• [YOUR GOAL]: Among the entries below, count the lines holding the string "gombra". Respond with the number alone.

Dataset rows describing interfaces
-------------------------

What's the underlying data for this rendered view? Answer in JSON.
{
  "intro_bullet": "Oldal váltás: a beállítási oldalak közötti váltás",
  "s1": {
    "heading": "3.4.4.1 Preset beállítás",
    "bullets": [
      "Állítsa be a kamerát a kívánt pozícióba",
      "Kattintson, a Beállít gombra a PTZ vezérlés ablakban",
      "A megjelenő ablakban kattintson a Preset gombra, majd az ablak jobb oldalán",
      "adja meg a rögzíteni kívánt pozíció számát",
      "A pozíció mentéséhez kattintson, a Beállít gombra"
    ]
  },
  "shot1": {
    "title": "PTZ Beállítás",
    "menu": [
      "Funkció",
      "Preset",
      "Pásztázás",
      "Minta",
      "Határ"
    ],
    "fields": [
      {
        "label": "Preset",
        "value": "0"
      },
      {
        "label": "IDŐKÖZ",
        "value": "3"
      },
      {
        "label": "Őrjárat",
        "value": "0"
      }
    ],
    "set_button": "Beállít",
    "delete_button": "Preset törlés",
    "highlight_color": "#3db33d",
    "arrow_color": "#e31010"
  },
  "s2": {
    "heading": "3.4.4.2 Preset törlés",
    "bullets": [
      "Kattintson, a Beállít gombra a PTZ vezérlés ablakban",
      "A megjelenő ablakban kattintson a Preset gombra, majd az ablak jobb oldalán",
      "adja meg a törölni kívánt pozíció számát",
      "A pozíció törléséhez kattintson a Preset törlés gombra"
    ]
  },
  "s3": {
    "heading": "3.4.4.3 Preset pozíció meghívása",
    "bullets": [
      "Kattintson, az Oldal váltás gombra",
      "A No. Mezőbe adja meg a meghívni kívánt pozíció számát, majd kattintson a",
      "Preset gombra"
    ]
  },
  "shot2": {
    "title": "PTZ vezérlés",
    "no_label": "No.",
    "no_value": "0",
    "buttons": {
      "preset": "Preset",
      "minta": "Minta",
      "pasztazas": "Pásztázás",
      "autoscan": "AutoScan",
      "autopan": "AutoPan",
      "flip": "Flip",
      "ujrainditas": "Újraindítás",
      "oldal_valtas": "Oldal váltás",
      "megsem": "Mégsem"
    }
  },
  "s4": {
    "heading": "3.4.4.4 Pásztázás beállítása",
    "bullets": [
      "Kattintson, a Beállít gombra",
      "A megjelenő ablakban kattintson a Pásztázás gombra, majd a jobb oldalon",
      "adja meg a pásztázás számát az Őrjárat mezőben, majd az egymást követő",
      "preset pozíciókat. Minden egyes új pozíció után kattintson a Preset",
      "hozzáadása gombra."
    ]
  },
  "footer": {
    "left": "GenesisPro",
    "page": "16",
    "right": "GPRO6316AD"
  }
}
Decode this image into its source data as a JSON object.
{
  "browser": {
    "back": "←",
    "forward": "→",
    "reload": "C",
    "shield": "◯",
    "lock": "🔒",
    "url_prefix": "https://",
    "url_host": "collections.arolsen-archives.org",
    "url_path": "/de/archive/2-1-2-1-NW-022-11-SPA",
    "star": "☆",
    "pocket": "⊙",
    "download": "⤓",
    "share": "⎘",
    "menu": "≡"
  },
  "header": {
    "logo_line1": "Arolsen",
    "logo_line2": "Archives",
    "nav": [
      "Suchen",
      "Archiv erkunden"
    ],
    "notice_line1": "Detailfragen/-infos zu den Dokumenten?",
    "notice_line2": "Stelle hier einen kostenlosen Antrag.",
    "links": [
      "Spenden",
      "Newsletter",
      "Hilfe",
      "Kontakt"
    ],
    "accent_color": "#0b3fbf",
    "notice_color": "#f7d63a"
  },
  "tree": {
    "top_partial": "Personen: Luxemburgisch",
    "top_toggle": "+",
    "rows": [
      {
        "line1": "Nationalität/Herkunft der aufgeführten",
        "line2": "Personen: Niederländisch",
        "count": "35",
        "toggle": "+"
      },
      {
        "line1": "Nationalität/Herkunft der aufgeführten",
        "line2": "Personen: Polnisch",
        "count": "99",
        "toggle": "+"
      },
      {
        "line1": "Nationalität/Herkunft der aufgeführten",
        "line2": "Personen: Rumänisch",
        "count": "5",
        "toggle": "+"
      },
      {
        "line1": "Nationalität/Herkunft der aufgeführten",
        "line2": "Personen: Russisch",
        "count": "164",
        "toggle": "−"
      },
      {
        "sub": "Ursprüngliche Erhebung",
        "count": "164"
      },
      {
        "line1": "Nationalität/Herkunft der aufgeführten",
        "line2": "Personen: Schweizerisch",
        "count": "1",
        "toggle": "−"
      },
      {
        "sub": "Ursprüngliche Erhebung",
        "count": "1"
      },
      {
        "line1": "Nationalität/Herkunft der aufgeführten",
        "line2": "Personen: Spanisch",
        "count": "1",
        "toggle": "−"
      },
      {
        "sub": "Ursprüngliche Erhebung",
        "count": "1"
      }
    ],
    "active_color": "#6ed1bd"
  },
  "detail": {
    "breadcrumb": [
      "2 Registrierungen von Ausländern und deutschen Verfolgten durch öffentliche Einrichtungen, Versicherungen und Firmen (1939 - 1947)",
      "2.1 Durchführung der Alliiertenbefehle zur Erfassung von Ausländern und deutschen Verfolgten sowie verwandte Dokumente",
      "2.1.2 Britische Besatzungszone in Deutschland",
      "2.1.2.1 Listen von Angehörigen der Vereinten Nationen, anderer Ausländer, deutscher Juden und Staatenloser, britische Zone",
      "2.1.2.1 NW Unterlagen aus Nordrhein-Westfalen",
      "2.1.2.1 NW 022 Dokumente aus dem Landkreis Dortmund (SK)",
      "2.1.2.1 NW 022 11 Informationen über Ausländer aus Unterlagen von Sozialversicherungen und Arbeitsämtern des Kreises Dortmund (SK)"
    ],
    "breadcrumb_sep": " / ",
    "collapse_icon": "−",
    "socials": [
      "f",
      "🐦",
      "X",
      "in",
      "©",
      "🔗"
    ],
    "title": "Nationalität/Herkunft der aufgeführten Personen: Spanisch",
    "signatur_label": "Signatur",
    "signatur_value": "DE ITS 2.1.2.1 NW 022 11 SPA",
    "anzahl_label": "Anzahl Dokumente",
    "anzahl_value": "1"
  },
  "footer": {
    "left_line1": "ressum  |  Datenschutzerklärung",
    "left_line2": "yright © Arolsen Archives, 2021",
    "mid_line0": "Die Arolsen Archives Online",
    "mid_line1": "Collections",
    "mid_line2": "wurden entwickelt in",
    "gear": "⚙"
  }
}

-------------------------

• [COMPLETED EXERCISE]: 11